In 2006, the Mexican government initiated their military campaign against the cartels. Since 2006, about 50,000 people have died due to this conflict. While this has affected Mexico in profound ways, it has also spilled over to the United States. The United States has their own strategy for dealing with these issues, but is it working?


Midnight in Mexico: A Reporter’s Journey through a Country’s Descent into Darkness by Alfredo Corchado

In 2007, the author, Alfredo Corchado, received a tip that he might be the next victim of the cartels. Any normal person would have probably left the country or gone into hiding, but Cochado decided to go to the countryside to investigate. Why was he being targeted? His parents had left Mexico and went to California to raise their family. Corchado returned to his native country in 1994, hoping that one day Mexico would overcome its corruption, its injustice towards its own indigenous people, and many other hopes. Being a journalist, Corchado was always aware that someone could hurt him. Join him on his journey.

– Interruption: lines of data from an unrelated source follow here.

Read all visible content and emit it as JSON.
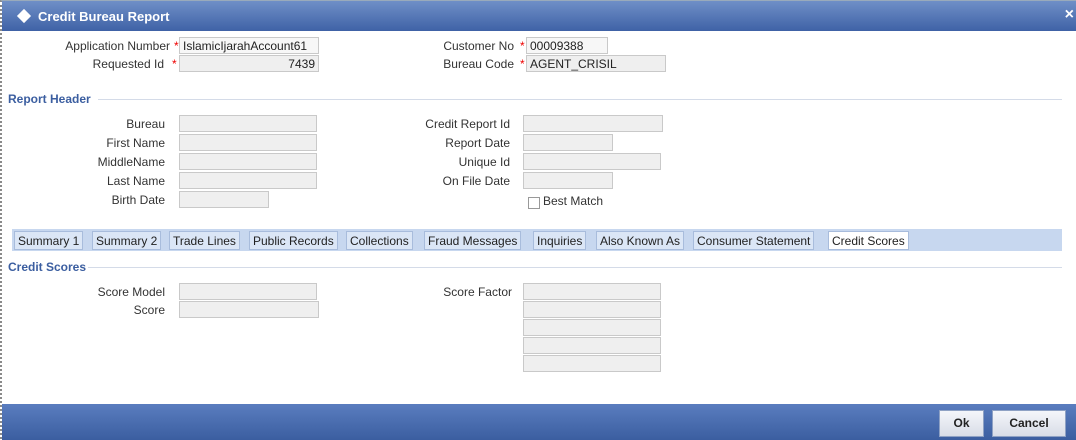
{
  "window": {
    "title": "Credit Bureau Report",
    "close_label": "×"
  },
  "header_fields": {
    "application_number": {
      "label": "Application Number",
      "value": "IslamicIjarahAccount61"
    },
    "requested_id": {
      "label": "Requested Id",
      "value": "7439"
    },
    "customer_no": {
      "label": "Customer No",
      "value": "00009388"
    },
    "bureau_code": {
      "label": "Bureau Code",
      "value": "AGENT_CRISIL"
    },
    "required_marker": "*"
  },
  "report_header": {
    "title": "Report Header",
    "bureau": {
      "label": "Bureau",
      "value": ""
    },
    "first_name": {
      "label": "First Name",
      "value": ""
    },
    "middle_name": {
      "label": "MiddleName",
      "value": ""
    },
    "last_name": {
      "label": "Last Name",
      "value": ""
    },
    "birth_date": {
      "label": "Birth Date",
      "value": ""
    },
    "credit_report_id": {
      "label": "Credit Report Id",
      "value": ""
    },
    "report_date": {
      "label": "Report Date",
      "value": ""
    },
    "unique_id": {
      "label": "Unique Id",
      "value": ""
    },
    "on_file_date": {
      "label": "On File Date",
      "value": ""
    },
    "best_match": {
      "label": "Best Match",
      "checked": false
    }
  },
  "tabs": [
    {
      "label": "Summary 1"
    },
    {
      "label": "Summary 2"
    },
    {
      "label": "Trade Lines"
    },
    {
      "label": "Public Records"
    },
    {
      "label": "Collections"
    },
    {
      "label": "Fraud Messages"
    },
    {
      "label": "Inquiries"
    },
    {
      "label": "Also Known As"
    },
    {
      "label": "Consumer Statement"
    },
    {
      "label": "Credit Scores"
    }
  ],
  "active_tab": "Credit Scores",
  "credit_scores": {
    "title": "Credit Scores",
    "score_model": {
      "label": "Score Model",
      "value": ""
    },
    "score": {
      "label": "Score",
      "value": ""
    },
    "score_factor": {
      "label": "Score Factor",
      "values": [
        "",
        "",
        "",
        "",
        ""
      ]
    }
  },
  "footer": {
    "ok_label": "Ok",
    "cancel_label": "Cancel"
  },
  "colors": {
    "titlebar": "#3f62a6",
    "section_title": "#3b5ea0",
    "required": "#e00000",
    "tabbar": "#c7d7ef"
  }
}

In the Shadow of Saint Death: The Gulf Cartel and the Price of America’s Drug War in Mexico by Michael Deibert

Over the past 6 years, Michael Deibert has been conducting research and interviews in Mexico and its regions. There is a war that has been waged in Mexico, a war between two cartels that were once allies. This drama not only includes the cartel members, but also law enforcement, children, politicians, and migrants. The disappearance of people, mass graves, and violence brings up the question of the future of not only Mexico, but also the United States.